Citi, McKinsey Chart Growth of Space Industry

A pair of Falcon Heavy boosters landing. Photo: SpaceX

Citi released a report earlier this month titled “Space: The Dawn of a New Age.” The bank’s GPS group sizes up the commercial space market and forecasts that the sector will generate $1 trillion in annual sales by 2040. 

Big, if true…the shiny trillion-dollar number would represent a 5% compound annual growth rate from $370B of revenue in 2020. Citi analysts write that today’s launch costs—$1,500 per kilogram—could shrink to ~$100/kg by 2040. Or…$300/kg in a bear case scenario and $33/kg in a bull case one. The biggest driver in reducing launch costs is reusable second rocket stages: 

Image: Citi GPS

While launch gets most of the headlines—and is undoubtedly eliminating barriers of entry in space—the satellite sector still dominates the market, in terms of value. Satellites make up 70+% of today’s space market. Citi analysts envision satellites growing to $697B by 2040, or roughly 69% of the total space industry. 

  • Over the next decade and a half, internet broadband and space-as-a-service applications should siphon away market share from traditional use cases like video broadcasting. 
  • Future segments, such as space-based solar power, orbital logistics, and Moon/asteroid mining, could kick in ~$100B in annual sales by 2040. 

But…Forward-looking space economy research is highly speculative, hinging on extrapolation and plenty of if-then statements. In a report published last week, management consultant McKinsey highlights the wide divergence in forecasts about long-term growth of the space economy: 

Image: McKinsey

Snapshots in time: To level-set, the US space economy in 2019 accounted for $125B+ in real GDP output (or .6% of total US GDP) and 355,000+ private sector jobs, per BEA data.
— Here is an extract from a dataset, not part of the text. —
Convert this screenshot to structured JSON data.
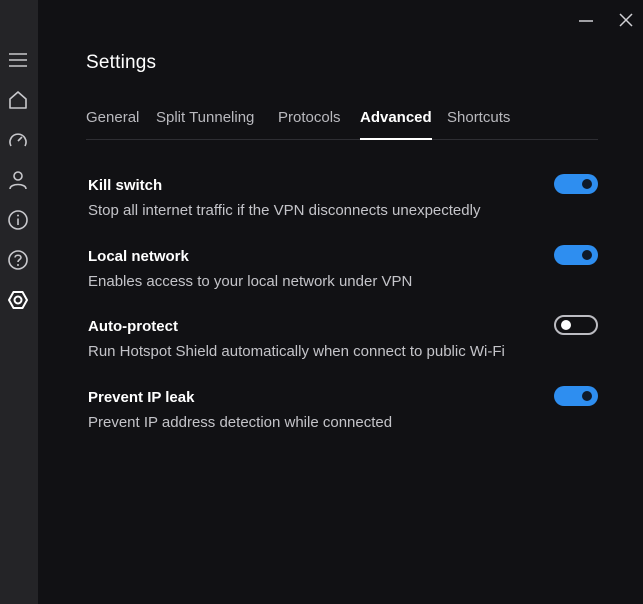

Usefully, McKinsey aggregated some other key stats in its report: 

  • The global space economy hit a new high of ~$447 billion in 2020. 
  • More than $12B in private funding is flowing into the sector annually. 
  • Around 70 countries have their own space agency.
  • Roughly 4,850 satellites are operational on-orbit and ~1,740 small satellites are launched each year.